Hi, sorry in advance if the answer is obvious or answered before.
I did a search in forum&github and I didn’t find anything related.

Description of issue:
On OJS 3.2.1-4 (probably in all 3.x versions), on a single-tenant journal (but I suspect also in multi-tenant) when I change from one default language to other (globally or journal level), default content keeps in the old language.

Even it makes a lot of sense for most of the fields, this is not the behavior a user will expect for others.

Let me explain this with an example:

Today a journal decided to move from Catalan (ca_ES) to English.
Once you make the change, all the fields that were not filled in English are requested (and this is fine because -for instance- config sections NEED to be filled explicitly in the new language) but this is not the best solution for other fields.

Most relevant example is user’s name and surname:


Where user will expect his default data would be replicated to (at least) the new default language.

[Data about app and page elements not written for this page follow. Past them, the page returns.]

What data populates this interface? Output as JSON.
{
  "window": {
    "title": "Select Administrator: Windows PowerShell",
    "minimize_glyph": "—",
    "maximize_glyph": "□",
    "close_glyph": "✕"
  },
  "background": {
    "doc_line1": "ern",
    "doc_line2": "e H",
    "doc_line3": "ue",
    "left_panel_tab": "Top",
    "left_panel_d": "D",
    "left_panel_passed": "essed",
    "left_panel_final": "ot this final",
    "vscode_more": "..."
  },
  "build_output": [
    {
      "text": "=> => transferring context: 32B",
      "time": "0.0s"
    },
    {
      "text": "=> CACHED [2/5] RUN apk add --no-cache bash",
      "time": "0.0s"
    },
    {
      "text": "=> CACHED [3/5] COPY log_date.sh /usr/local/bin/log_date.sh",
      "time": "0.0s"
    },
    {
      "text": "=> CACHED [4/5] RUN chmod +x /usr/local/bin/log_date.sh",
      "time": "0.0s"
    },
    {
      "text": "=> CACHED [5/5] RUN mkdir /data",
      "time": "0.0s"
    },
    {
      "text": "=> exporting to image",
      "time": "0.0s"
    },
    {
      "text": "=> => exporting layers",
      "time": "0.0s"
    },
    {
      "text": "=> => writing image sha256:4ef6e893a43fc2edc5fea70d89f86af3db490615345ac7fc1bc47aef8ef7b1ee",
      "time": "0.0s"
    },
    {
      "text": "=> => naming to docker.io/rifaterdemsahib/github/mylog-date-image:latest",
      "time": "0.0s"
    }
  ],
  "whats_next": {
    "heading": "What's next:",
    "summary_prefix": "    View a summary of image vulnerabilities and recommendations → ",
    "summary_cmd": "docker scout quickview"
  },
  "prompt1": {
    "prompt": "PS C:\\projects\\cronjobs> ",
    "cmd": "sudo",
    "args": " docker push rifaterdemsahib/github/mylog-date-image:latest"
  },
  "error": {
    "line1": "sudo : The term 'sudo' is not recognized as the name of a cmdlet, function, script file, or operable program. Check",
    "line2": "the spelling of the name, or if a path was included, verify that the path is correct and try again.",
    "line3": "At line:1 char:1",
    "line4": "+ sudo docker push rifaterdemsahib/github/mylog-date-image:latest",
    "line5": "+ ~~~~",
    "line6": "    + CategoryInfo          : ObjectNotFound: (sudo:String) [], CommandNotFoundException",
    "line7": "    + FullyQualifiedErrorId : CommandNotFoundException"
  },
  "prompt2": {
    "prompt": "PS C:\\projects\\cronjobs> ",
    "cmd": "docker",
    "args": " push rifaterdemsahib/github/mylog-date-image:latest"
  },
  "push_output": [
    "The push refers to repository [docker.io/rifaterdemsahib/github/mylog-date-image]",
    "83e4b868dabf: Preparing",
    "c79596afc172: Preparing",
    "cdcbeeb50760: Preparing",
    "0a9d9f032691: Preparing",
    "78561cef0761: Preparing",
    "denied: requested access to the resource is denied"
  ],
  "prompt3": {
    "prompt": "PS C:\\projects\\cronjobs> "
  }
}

If I check the DB, in “user_settings” the preferedPublicName is the same in all 3 languages (and I suspect it was done automatically by OJS), but familyName and givenName are not.

And things go wild when (as happened with this journal) they decide to disable the former default language (Catalan) because they won’t be able to see the former name any more.

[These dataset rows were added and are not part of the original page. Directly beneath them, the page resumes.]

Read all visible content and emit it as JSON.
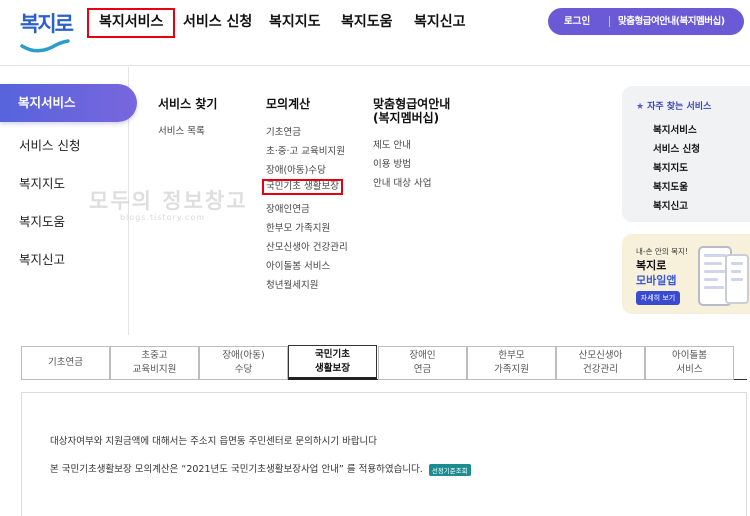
{
  "header": {
    "logo_text": "복지로",
    "nav": [
      "복지서비스",
      "서비스 신청",
      "복지지도",
      "복지도움",
      "복지신고"
    ],
    "login": "로그인",
    "custom_benefit": "맞춤형급여안내(복지멤버십)"
  },
  "side_menu": {
    "active": "복지서비스",
    "items": [
      "서비스 신청",
      "복지지도",
      "복지도움",
      "복지신고"
    ]
  },
  "columns": {
    "find_service": {
      "title": "서비스 찾기",
      "links": [
        "서비스 목록"
      ]
    },
    "calculation": {
      "title": "모의계산",
      "links": [
        "기초연금",
        "초·중·고 교육비지원",
        "장애(아동)수당",
        "국민기초 생활보장",
        "장애인연금",
        "한부모 가족지원",
        "산모신생아 건강관리",
        "아이돌봄 서비스",
        "청년월세지원"
      ]
    },
    "custom": {
      "title_line1": "맞춤형급여안내",
      "title_line2": "(복지멤버십)",
      "links": [
        "제도 안내",
        "이용 방법",
        "안내 대상 사업"
      ]
    }
  },
  "watermark": {
    "main": "모두의 정보창고",
    "sub": "blogs.tistory.com"
  },
  "favorites": {
    "title": "자주 찾는 서비스",
    "links": [
      "복지서비스",
      "서비스 신청",
      "복지지도",
      "복지도움",
      "복지신고"
    ]
  },
  "app_banner": {
    "small": "내-손 안의 복지!",
    "title1": "복지로",
    "title2": "모바일앱",
    "button": "자세히 보기"
  },
  "tabs": [
    "기초연금",
    "초중고\n교육비지원",
    "장애(아동)\n수당",
    "국민기초\n생활보장",
    "장애인\n연금",
    "한부모\n가족지원",
    "산모신생아\n건강관리",
    "아이돌봄\n서비스"
  ],
  "active_tab_index": 3,
  "content": {
    "line1": "대상자여부와 지원금액에 대해서는 주소지 읍면동 주민센터로 문의하시기 바랍니다",
    "line2": "본 국민기초생활보장 모의계산은 “2021년도 국민기초생활보장사업 안내” 를 적용하였습니다.",
    "criteria_button": "선정기준조회"
  },
  "colors": {
    "accent": "#6a5ad6",
    "highlight_border": "#e60012",
    "logo_blue": "#2b62c9"
  }
}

As a workaround I modify the DB to copy ca_ES to en_ES and did the job.

The query to do this, would be: (use at your own risk)

INSERT IGNORE INTO `user_settings` (user_id, locale, setting_name, assoc_type, assoc_id, setting_value, setting_type)
SELECT user_id, "en_US", setting_name, assoc_type, assoc_id, setting_value, setting_type
  FROM `user_settings`
 WHERE locale = "ca_ES"

Extended comments:

This is related with the conversation we had sometime ago in gitHub about the internazionalization and the new approach ojs 3.x applied to user’s names. IMHO, the existing UI for adding i18n to user data is great over the paper but is not practical in real life. Multilanguage journals have also a niche, and most of the times, 99% of the users don’t need a translation for his/her name. I mean, it’s good offering those fields, but I think they must be propagated by default and let users change if they like… or better than this, only show extra fields is the user explicitly request for them. The world icon (green, red or gray) won’t need to warn user if he/she only set this once.

1 Like

I don’t think this is the case 99% of the time. There are a number of places where multilingual journals run in multiple character sets (eg - Cyrillic / Latin, Chinese / English, Arabic / English). In such cases, it would not be appropriate to copy user or author name data from one language to another.

I agree that the username handling makes for some uncomfortable UX. The givenName and familyName distinctions are important for author records. But I’d like to see users get by on just a preferred name, and one where they can override it in different languages but don’t need to. That’s a pretty hefty refactor, though.

I didn’t express myself.
You are right Nate, on journals with langs with mixed charsets the UI will work great because users will usually like to write their name in different languages.

But, what I wanted to say is not this.

I’m talking about journals sharing same/close charset (english, spanish, italian, french, portuguese…) that usually appeal to users of those same langs so 99% users won’t require to write their givenname/familyname in one lang and will find the UX confusing.

Some years ago I posted in gitHub explaining why I though it need to be rethought, but now I can’t find it. :frowning:

Anyway, in this post (alive from 2016 to 2020. longest post ever?) some fellows explains they are not happy with the existing solution too:

I can’t tell for sure how many journals include langs with mixing chars and how of them share (could we know with all the beacon work fellows are doing?) but I suspect it will be very related with regions: In a brute estimation I would say most of south-American journals and EU will use a single charset, and also for journals with a single lang, and mixure will be more common in boundary regions.

In our service (spain), in 50 journals we use a lot of langs, but one is asking for different charset (they include Chinese). I mean, I know this is just an example and PKP need to think it globally, but I’m just trying to explain that I think the dimension is big enough to spend some time to find, if not a solution, a work-around.


I found it… it was not gitHub, was in this forum back in 2019: